Born East of the Wall and South of Berlin, I am celebrating my 15th year anniversary in Japan in May 2020, the country that I call home now. I lived in crazy Tokyo for 6 years and since 2011 I call the beautiful Kii Peninsula (Kumano, Koyasan and Yoshinoyama) my home.I have been a JapanTravel Partner since the conception of the platform in 2011! In Tokyo I worked in market research at AIP Corporation and in business education at JMEC. For the last 10 years I have been a guide for foreign visitors at Venture Japan, on top of being a Freelance Writer and a Business Researcher.  Apart from work, I trained at the Yoshinkan Aikido Dojo and at the Oedo Sukeroku Taiko Dojo for several years each, and I ran the 1st Tokyo Marathon and enjoyed cycling around Tokyo. During the last 10 years I am working with local authorities to improve their hospitality to foreign visitors and I have participated in many monitors as a media representative.  My current interest is in Japanese nature and spirituality. I love spending time in the forest and mountains, and I love visiting temples and shrines.   I am a licensed guide for the Kumano Kodo pilgrimage trails  and for Koyasan, the Buddhist monastery, in addition to being a practitioner and licensed guide for Forest Therapy (Shinrin Therapy).  As a guide for walking tours, I have taken visitors to walk the Kumano Kodo trails, the Nakasendo trail and the Shikoku 88 temple pilgrimage trail.  Being grounded during this COVID-19 crisis, I enjoy gardening, baking bread in my new Japanese bread-maker and going for walks around 'my' village.  Take care, keep well, stay safe! 

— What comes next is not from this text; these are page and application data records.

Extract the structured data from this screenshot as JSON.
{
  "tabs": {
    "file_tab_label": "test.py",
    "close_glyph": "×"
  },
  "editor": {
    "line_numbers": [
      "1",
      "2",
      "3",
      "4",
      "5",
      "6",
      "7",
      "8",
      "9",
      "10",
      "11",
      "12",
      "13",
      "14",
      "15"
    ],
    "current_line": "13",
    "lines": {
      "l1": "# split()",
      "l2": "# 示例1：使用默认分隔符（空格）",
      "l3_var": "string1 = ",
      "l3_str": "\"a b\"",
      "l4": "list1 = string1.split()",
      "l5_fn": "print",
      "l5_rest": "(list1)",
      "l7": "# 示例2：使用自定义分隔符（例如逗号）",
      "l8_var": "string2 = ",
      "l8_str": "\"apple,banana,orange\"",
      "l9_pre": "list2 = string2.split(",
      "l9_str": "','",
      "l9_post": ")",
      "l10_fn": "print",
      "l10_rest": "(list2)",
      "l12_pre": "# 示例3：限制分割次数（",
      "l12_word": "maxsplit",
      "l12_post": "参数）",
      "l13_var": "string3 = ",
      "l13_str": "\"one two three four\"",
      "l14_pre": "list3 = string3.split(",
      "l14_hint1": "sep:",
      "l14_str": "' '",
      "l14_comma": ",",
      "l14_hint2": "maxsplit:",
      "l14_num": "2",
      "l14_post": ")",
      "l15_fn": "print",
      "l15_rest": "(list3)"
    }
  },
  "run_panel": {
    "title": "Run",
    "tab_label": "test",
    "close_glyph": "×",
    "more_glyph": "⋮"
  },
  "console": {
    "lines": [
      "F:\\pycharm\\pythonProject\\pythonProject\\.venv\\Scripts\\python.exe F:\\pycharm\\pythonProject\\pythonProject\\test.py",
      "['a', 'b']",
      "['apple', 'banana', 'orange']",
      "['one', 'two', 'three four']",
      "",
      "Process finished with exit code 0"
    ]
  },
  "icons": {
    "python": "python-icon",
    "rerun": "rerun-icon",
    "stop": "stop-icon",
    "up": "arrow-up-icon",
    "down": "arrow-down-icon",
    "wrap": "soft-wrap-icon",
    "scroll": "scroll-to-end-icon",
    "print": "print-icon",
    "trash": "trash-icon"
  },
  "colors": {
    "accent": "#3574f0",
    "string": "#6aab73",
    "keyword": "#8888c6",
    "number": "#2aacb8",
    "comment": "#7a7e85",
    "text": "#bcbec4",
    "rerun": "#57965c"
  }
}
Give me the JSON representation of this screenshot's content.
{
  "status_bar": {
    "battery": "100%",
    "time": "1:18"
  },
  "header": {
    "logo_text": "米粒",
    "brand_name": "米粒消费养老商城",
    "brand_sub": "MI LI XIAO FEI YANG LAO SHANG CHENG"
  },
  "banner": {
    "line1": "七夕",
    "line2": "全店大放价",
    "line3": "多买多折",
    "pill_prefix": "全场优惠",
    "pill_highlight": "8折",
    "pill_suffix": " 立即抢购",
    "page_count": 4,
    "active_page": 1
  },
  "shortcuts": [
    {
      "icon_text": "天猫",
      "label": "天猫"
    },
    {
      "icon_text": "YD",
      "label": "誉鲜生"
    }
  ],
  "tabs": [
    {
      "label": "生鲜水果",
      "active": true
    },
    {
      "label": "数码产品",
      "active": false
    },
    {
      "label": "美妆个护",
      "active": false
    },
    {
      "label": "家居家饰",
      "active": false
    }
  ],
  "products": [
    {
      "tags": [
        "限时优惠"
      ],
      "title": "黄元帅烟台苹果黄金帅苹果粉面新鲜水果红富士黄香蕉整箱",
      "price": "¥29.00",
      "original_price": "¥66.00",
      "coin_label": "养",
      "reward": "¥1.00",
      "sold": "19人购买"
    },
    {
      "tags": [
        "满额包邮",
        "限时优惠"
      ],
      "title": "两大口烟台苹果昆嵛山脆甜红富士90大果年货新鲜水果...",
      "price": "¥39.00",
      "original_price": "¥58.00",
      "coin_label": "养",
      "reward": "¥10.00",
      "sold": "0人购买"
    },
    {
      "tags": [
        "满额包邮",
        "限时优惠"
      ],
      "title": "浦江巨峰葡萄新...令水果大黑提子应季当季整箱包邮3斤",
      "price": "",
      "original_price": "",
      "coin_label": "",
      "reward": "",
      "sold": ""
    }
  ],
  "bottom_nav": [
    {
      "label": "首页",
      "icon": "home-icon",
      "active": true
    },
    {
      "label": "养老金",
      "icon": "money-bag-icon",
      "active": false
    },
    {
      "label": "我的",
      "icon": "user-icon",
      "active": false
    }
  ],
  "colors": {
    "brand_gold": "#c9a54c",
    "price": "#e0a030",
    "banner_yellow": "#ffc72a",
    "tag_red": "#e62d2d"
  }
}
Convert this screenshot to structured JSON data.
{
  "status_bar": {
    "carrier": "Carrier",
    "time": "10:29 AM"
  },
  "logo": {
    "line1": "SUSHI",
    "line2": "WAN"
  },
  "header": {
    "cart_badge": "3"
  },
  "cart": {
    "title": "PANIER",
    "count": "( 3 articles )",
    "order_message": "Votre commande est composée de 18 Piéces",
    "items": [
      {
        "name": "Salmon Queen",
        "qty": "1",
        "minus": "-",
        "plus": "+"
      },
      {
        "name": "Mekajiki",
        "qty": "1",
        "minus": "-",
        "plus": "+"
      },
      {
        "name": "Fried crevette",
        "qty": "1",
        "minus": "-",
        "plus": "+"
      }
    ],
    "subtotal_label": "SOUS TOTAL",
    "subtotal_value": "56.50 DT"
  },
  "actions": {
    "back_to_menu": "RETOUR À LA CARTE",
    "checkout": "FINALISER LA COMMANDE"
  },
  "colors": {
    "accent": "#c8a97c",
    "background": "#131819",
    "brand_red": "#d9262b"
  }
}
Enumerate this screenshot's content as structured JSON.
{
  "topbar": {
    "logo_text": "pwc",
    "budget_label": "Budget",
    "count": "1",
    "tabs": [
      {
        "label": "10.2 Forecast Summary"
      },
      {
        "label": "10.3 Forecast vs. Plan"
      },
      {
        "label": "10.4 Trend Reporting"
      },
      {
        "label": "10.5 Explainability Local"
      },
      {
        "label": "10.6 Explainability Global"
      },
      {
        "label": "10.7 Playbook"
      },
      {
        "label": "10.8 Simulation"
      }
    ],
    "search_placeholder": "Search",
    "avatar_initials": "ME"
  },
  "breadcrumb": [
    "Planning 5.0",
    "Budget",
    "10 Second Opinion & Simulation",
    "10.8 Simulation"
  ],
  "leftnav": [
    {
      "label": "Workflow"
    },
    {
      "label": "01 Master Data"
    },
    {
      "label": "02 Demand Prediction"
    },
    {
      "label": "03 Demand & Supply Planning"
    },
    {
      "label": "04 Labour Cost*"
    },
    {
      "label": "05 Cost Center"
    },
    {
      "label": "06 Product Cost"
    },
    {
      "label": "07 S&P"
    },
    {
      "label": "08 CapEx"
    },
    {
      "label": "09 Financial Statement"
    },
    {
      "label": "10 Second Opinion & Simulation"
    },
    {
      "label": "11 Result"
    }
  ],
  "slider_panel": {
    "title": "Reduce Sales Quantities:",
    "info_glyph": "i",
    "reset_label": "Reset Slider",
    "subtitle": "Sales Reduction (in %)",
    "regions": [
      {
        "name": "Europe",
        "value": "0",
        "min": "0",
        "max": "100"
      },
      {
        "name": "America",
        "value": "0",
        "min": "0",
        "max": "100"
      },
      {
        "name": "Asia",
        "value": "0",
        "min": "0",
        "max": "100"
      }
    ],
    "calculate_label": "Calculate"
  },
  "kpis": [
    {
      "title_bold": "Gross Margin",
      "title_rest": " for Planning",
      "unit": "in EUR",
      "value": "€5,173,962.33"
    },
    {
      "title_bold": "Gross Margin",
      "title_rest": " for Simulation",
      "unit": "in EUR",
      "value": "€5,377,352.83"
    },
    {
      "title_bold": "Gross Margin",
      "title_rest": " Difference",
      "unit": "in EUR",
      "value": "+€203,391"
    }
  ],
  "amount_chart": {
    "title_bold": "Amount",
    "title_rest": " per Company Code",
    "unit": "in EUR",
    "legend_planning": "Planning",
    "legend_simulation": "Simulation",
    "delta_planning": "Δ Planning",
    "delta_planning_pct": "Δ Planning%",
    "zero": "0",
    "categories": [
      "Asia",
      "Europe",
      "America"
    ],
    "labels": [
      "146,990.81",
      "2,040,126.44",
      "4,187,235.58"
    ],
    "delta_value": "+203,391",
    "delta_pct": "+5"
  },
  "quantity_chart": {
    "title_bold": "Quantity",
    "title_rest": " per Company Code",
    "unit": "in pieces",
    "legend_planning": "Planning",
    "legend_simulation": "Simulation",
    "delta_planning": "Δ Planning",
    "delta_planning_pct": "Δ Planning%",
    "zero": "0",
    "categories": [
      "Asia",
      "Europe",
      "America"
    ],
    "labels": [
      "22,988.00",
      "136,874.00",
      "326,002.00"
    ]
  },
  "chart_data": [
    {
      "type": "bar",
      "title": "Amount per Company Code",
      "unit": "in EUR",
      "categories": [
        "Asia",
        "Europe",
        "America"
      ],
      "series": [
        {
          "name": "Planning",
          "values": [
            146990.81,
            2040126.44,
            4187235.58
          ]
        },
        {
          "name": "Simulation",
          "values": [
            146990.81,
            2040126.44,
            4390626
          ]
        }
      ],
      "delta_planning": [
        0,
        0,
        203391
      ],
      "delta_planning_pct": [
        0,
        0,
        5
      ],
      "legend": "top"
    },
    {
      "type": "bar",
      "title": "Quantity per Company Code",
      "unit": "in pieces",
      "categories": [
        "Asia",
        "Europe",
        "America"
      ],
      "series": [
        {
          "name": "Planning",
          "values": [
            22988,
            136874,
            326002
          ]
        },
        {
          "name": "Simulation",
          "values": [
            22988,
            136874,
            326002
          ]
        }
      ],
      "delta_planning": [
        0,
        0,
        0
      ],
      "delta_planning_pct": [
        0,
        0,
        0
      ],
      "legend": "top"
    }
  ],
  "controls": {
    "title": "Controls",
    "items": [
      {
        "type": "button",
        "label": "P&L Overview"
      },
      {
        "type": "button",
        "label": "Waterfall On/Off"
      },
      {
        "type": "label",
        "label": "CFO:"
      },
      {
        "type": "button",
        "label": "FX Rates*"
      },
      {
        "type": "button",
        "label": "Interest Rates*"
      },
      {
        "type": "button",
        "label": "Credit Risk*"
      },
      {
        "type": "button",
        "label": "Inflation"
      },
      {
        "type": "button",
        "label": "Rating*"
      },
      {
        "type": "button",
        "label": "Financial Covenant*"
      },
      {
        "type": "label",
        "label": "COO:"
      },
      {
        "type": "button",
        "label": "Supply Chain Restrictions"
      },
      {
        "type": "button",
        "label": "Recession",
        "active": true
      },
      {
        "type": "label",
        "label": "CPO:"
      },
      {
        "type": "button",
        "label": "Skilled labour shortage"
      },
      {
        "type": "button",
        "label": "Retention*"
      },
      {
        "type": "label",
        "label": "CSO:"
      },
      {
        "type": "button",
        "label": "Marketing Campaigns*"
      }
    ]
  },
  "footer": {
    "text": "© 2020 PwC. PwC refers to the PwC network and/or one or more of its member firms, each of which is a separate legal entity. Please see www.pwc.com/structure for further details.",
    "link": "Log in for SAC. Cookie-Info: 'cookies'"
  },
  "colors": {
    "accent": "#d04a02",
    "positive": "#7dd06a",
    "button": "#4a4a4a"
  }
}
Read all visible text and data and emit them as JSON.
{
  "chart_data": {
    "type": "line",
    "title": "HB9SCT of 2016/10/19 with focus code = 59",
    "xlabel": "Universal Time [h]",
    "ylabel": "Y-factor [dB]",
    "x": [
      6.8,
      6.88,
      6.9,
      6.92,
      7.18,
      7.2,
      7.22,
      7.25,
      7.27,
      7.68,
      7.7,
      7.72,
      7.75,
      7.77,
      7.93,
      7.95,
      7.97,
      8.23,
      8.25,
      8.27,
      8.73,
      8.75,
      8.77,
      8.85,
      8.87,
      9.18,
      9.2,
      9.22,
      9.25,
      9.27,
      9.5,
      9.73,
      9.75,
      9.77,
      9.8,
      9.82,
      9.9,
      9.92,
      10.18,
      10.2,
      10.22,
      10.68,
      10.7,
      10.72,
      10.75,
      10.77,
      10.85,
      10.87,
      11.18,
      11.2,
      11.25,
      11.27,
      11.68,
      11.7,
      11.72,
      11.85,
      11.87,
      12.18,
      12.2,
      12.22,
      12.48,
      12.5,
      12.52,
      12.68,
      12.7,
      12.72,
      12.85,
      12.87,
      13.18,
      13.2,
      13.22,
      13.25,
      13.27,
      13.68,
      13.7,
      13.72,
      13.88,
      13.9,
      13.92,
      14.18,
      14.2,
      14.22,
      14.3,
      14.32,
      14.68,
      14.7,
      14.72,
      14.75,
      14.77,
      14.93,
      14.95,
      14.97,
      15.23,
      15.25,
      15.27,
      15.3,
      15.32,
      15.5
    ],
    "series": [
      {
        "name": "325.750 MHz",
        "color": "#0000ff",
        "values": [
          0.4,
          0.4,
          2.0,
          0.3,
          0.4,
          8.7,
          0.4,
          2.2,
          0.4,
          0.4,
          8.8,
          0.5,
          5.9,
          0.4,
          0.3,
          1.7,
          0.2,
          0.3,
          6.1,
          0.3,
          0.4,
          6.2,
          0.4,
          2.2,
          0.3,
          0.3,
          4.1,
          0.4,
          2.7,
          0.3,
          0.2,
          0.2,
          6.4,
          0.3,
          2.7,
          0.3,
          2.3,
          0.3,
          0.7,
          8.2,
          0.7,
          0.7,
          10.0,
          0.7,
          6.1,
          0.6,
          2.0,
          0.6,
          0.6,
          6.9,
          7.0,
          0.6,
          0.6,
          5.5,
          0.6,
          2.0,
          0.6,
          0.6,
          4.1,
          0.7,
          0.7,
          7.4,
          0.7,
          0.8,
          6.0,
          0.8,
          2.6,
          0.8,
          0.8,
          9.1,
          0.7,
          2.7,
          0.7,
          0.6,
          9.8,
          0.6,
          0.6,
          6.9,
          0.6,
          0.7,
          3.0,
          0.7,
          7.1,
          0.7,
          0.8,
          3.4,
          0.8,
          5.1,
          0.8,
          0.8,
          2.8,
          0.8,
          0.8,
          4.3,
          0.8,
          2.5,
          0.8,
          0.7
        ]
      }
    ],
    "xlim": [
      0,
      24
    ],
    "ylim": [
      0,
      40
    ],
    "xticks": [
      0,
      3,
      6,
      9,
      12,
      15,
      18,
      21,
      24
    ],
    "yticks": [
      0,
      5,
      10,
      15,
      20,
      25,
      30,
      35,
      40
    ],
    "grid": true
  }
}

Join the discussion

Novia Mardasari 5 months ago
I don’t know if so many type of sake 😅
Geraldine Buergel 8 months ago
That's a really cool concept!
Chris 2 years ago
Perfect for Sake lovers!